Third, greedy, often-cruel foreign autocrats are lured into accepting these loans by what are called "economic hit men." These manipulators are employees of foreign lenders or international construction companies. Their job is to wine, dine, entertain, lure, and even threaten local leaders to take these loans, whether really needed or not. The loans then disappear into greedy local hands, or are disbursed to large international construction companies such as Bechtel, Halliburton, and Brown and Root for massive but unnecessary infrastructure projects (dams and resource-extraction facilities) that have no result other than to devastate the local ecology and to place the recipient nation further into debt.

Fourth, Western lending institutions impose few requirements as to how the loan will be used, but massive requirements as to how it must be repaid. These take the form of the dreaded "structural adjustment policies," also called "conditionalities." Under the guise of helping the debtor country gain funds to service its loan obligations, these policies forcibly structure national priorities, almost always to the detriment of the poor. For example, exports must be encouraged in order to raise money, even though farmers are often forced into raising crops suitable only for export, not for feeding the local populace. So, localized hunger results. Some loans mandate up to 100 of these conditions.

Fifth, when the debtor government finally faces default, the creditors jump in with debt-relief packages in the form of new loans and increased conditionalities--all of which further imperil the poor country. Perhaps this is better than what we used to do--send in the marines to seize assets of the debtor nation--but I doubt it.

So, back to Liberia. What they need is for their debts to be declared both "odious" and "illegitimate" since they were incurred by dictators without popular consent and were never used for the benefit of the people. But what has happened is that the World Bank and IMF have demanded that Liberia pay its arrears in full before any partial debt relief or full cancellation will be granted. So once again the almighty dollar trumps justice, mercy, or even decency!

The UN has identified that debt relief results in startling improvements in local education, health care, poverty relief, and small-scale infrastructure development. So why in the name of humanity do Western financial agencies not grant what they can well afford and what poor countries most need--debt forgiveness?

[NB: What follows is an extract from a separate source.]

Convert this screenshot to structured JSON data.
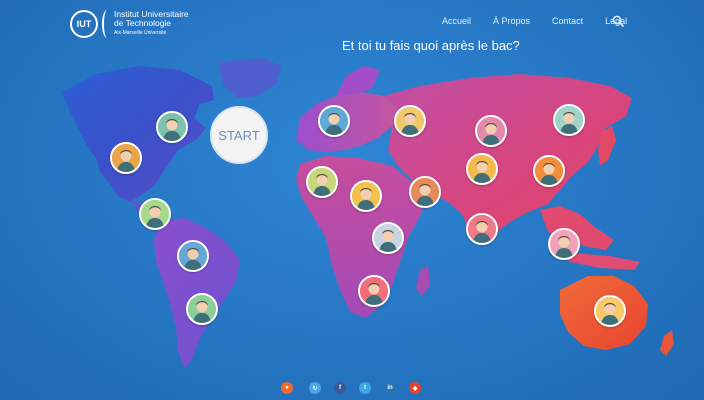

Go figure.

Note: On October 16 and 17 Jubilee USA in its efforts to sponsor debt relief encouraged a phone blitz by concerned persons. World Bank president Paul Wolfowiz no doubt received thousands of messages urging debt cancellation for Liberia. Now we'll see what happens.

Sources: Jubilee USA, World Bank, International Monetary Fund, Afrodad, Eurodad, UN, and Foreign Policy in Focus.